by the foreign bishops, favourites of Edward the
Confessor. Hence followed the peaceful visit of
William of Normandy and the alleged promise whose
violation led to the Norman Conquest.

After the events of 1066 it became an absolute
certainty that an anti- French policy would prevail. A
lately arrived invader, formerly the chief vassal and
now the rival of the French king, could not be other
than the enemy of his suzerain. Subsequent events
combined to emphasise the estrangement between the
rulers of the two countries. Germany, Spain and
Guienne entered actively into the situation. A
national era of commercial competition opened. The
bonds of amity uniting Spain and Guienne on the one
hand with England on the other deepened and
broadened the separation of England from France.


The Story of British Diplomacy

During the twelfth century the Anglo- Spanish entente
became increasingly cordial. The marriage of the
second Henry's daughter, Eleanor, with Alphonso of
Castile set on foot an international friendship that
even outlived the Reformation. The next incident
tending in the same direction was the marriage of
Edward I. to a Spanish princess of the same name,
Eleanor of Castile. To that feat of matrimonial
diplomacy the English monarchy owed the establish-
ment of its pecuniary fortunes, and English farming
the most profitable impetus as yet communicated to
it. The earliest among our royal women of busi-
ness, Queen Eleanor, brought her husband a more
valuable dower than her Southern -European territories
in the capacity which, by reconstructing the wool
trade and organising the Northumbrian collieries, not
only increased the national wealth, but doubled the
royal income. Other international connections of the
domestic kind had been made with different foreign
countries about a hundred years earlier. Of the
children born to Henry II., one son at least married a
French princess ; the eldest daughter became wife of
Henry the Lion, of Saxony ; another wedded the
Norman King of Sicily, then the chief naval power in
the Mediterranean. Before, therefore, the twelfth
century had closed, the peaceful agencies of her
diplomatists had won for England a place of European
authority which could never have been gained by the
military triumphs of her kings, notwithstanding that
French addition to their royal title that remained in
use till George III. In 1371, Edward III/s sons,
John of Gaunt and the Earl of Cambridge, found
wives in two Spanish princesses; respectively Constance
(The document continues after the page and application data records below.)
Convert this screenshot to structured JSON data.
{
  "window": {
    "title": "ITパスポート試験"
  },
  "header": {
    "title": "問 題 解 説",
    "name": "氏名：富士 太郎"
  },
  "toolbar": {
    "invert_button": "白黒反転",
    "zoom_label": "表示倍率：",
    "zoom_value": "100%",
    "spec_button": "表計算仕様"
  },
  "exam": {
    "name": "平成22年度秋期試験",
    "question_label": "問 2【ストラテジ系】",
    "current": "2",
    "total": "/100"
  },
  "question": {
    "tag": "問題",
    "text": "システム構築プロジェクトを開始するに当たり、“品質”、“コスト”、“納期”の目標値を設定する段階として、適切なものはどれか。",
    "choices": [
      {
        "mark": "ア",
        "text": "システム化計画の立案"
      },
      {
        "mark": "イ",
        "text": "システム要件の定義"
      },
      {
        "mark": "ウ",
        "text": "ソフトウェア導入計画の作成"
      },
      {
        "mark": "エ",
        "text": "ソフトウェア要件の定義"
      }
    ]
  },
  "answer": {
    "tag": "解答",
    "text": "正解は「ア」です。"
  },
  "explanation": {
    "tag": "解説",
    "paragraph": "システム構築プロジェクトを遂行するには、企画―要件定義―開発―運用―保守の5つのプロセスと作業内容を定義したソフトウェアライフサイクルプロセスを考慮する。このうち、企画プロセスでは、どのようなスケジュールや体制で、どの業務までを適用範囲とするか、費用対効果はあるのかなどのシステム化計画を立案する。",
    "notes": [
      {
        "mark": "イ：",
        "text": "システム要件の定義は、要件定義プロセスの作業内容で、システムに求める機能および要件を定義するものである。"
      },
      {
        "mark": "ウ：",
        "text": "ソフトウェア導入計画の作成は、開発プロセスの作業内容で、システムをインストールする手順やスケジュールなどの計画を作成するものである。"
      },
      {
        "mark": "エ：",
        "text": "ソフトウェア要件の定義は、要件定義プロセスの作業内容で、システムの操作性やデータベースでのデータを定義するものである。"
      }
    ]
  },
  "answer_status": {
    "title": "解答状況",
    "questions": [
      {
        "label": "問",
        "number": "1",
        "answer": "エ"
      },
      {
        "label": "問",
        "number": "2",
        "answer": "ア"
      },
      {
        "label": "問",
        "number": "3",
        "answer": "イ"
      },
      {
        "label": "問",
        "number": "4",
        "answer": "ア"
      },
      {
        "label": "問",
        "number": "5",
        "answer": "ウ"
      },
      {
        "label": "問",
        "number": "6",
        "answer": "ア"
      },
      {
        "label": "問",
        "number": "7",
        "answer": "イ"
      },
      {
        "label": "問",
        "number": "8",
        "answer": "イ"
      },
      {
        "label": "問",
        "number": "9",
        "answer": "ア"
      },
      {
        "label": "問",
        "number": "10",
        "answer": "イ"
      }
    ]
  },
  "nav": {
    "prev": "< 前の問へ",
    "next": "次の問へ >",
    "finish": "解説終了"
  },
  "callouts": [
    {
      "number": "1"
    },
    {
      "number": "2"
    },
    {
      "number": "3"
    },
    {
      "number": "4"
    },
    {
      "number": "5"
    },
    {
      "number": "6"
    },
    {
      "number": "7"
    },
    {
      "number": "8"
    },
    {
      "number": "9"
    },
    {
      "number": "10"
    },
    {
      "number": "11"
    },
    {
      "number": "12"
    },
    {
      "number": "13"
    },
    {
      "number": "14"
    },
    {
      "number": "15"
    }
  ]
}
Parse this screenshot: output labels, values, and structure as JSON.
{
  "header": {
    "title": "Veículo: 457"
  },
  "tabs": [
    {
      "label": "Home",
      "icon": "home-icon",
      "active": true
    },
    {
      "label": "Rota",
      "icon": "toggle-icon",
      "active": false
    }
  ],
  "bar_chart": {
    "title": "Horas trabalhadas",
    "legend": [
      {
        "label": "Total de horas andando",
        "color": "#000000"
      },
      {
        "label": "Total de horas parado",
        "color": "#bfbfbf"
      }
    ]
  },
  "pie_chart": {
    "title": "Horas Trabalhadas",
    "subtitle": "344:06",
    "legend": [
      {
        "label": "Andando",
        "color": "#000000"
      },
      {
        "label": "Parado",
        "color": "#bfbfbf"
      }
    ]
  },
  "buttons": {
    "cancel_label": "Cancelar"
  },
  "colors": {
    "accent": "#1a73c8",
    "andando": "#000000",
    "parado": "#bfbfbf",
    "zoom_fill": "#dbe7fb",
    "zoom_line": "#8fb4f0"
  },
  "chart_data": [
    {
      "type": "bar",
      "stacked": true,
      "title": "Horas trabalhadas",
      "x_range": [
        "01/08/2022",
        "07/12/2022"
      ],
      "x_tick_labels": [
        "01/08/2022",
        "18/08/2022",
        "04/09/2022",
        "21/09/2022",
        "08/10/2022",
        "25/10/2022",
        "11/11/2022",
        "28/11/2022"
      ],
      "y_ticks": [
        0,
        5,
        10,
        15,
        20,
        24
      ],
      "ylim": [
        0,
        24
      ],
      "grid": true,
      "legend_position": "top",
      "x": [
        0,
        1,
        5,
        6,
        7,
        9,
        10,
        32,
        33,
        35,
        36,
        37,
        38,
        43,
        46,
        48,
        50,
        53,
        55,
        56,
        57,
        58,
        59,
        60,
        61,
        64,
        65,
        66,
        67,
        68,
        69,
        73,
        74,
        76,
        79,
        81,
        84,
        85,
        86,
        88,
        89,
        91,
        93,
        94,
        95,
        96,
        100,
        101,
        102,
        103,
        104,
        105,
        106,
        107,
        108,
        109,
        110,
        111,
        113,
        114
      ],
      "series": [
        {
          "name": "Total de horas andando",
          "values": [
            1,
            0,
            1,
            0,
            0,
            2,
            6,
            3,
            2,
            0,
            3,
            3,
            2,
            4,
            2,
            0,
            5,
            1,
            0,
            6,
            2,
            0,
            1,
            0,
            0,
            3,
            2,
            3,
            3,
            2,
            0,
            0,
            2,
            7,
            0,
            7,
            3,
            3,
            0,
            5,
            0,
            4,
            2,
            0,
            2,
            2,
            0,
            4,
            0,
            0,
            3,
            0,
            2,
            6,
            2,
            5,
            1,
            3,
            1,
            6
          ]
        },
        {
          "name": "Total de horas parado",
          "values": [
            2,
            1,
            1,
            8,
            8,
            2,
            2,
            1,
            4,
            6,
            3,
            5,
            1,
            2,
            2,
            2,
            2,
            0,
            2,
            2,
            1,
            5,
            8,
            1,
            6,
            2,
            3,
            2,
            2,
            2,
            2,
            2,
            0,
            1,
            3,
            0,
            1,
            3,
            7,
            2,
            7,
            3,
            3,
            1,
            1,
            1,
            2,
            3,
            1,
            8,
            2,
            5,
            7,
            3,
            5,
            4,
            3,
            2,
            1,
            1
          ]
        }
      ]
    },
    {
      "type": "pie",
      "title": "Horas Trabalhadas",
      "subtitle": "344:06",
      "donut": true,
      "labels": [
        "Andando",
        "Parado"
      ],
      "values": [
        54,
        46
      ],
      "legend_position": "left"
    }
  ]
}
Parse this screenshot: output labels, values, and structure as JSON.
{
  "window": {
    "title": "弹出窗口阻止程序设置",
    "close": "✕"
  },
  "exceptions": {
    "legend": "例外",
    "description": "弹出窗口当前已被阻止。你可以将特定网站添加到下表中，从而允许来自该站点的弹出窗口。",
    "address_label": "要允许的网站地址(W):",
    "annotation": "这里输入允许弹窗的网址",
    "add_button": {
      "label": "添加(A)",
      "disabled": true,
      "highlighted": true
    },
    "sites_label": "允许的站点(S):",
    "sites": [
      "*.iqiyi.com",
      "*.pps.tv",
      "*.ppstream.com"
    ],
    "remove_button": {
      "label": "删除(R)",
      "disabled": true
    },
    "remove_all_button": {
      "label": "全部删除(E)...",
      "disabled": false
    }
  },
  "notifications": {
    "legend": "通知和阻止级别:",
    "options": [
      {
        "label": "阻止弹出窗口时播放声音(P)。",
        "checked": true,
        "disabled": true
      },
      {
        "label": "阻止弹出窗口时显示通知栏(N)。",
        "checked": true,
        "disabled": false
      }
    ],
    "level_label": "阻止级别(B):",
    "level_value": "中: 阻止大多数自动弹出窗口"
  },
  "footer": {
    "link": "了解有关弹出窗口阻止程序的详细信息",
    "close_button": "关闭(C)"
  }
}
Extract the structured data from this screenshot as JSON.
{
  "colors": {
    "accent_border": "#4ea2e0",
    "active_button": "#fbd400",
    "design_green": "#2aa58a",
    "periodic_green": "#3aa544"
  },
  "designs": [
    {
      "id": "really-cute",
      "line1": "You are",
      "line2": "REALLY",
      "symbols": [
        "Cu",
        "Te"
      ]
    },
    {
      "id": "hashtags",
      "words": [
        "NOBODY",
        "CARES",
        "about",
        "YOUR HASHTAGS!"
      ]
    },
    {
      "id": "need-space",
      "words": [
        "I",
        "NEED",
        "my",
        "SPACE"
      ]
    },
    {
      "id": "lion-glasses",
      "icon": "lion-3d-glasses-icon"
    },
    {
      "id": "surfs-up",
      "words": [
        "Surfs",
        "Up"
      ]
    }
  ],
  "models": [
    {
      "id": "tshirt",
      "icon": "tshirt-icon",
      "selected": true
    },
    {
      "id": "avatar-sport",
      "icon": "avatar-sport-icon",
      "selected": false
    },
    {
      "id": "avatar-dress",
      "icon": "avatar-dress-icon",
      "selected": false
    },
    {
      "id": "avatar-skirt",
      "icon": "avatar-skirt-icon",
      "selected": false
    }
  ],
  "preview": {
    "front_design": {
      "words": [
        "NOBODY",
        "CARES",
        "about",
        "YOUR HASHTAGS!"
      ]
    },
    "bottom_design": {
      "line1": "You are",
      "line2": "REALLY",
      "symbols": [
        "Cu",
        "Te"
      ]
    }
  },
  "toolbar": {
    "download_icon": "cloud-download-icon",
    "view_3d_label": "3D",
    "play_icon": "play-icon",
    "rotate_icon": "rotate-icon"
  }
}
and Isabel, both daughters of Pedro the Cruel. The
bias towards Spain, thus instituted, was strengthened
by Henry V.'s strong attachment to the European
unities. To him indeed the Church and the Empire
were the two guarantees for the maintenance of the
national and even social system of Europe. The
foreign policy of the Tudors will receive separate
notice presently. It is enough here to say that the
predecessors of Henry VIII. had all of them, in
different degrees or manners, contributed to the
building up of the Anglo-Spanish alliance. The
master-stroke of Henry VII.'s diplomacy was his
son's union with Katharine of Aragon. The relations
between London and Madrid were of course changed
by the Reformation. English enthusiasm for Spain
may have burned hot during the few years of
Mary's reign ; under Elizabeth it gradually cooled. It
died out amid the glories of Drake and the Armada.
These last words indicate the continuance of influences
as personal and as far-reaching upon English policy as
was that exercised by the seventh Henry himself.
Mercantile enterprise and naval strength, the creations
of a few great men, supported and directed the
management of our external affairs in the Tudor

How the Stuarts inherited the Elizabethan tradi-
tion, how, in spite of his oddities, James I. was true to
his Protestantism, and how amid many variations and
vacillations the diplomacy of that king made France
upon the whole the bulwark of the new religion, all
this and much else will be related in its proper place.




Henry VII. his own Foreign Minister The Great Intercourse
Diplomatic royal marriages The evolution of the Foreign-
Secretary The personal element in English diplomacy under
the Tudors The policy of Henry VIII. and Wolsey England

Online LibraryT. H. S. (Thomas Hay Sweet) EscottThe story of British diplomacy : its makers and movements → online text (page 1 of 31)